DATA IN THIS EXERCISE =>
::::

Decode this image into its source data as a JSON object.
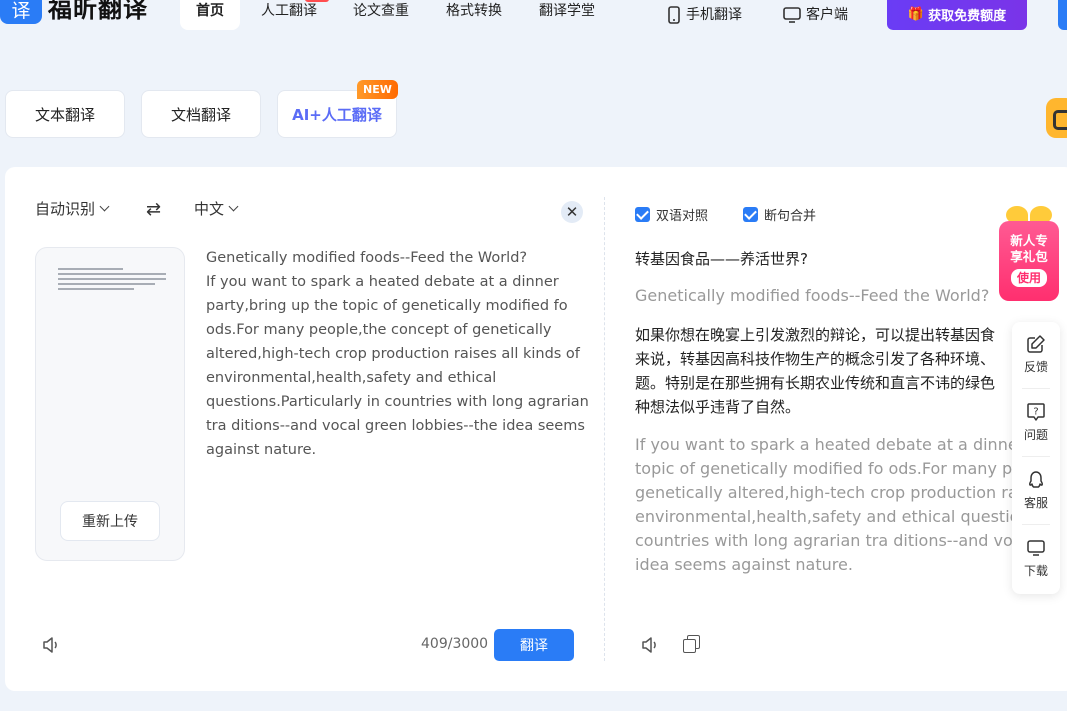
{
  "header": {
    "logo_mark": "译",
    "logo_text": "福昕翻译",
    "nav": [
      "首页",
      "人工翻译",
      "论文查重",
      "格式转换",
      "翻译学堂"
    ],
    "mobile": "手机翻译",
    "desktop": "客户端",
    "promo": "获取免费额度",
    "promo_icon": "gift-icon"
  },
  "tabs": [
    "文本翻译",
    "文档翻译",
    "AI+人工翻译"
  ],
  "new_badge": "NEW",
  "source": {
    "lang": "自动识别",
    "target_lang": "中文",
    "reupload": "重新上传",
    "lines": [
      "Genetically modified foods--Feed the World?",
      "If you want to spark a heated debate at a dinner",
      "party,bring up the topic of genetically modified fo",
      "ods.For many people,the concept of genetically",
      "altered,high-tech crop production raises all kinds of",
      "environmental,health,safety and ethical",
      "questions.Particularly in countries with long agrarian",
      "tra ditions--and vocal green lobbies--the idea seems",
      "against nature."
    ],
    "counter": "409/3000",
    "translate_btn": "翻译"
  },
  "options": {
    "bilingual": "双语对照",
    "merge": "断句合并"
  },
  "output": {
    "title_cn": "转基因食品——养活世界?",
    "title_en": "Genetically modified foods--Feed the World?",
    "para_cn": [
      "如果你想在晚宴上引发激烈的辩论，可以提出转基因食",
      "来说，转基因高科技作物生产的概念引发了各种环境、",
      "题。特别是在那些拥有长期农业传统和直言不讳的绿色",
      "种想法似乎违背了自然。"
    ],
    "para_en": [
      "If you want to spark a heated debate at a dinner p",
      "topic of genetically modified fo ods.For many peo",
      "genetically altered,high-tech crop production rais",
      "environmental,health,safety and ethical questions",
      "countries with long agrarian tra ditions--and voca",
      "idea seems against nature."
    ]
  },
  "gift": {
    "line1": "新人专",
    "line2": "享礼包",
    "use": "使用"
  },
  "toolbar": [
    "反馈",
    "问题",
    "客服",
    "下载"
  ],
  "colors": {
    "accent": "#2a7cf6",
    "promo": "#6a3cf5",
    "gift": "#ff2f6f"
  }
}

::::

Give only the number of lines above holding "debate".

SOLUTION => 2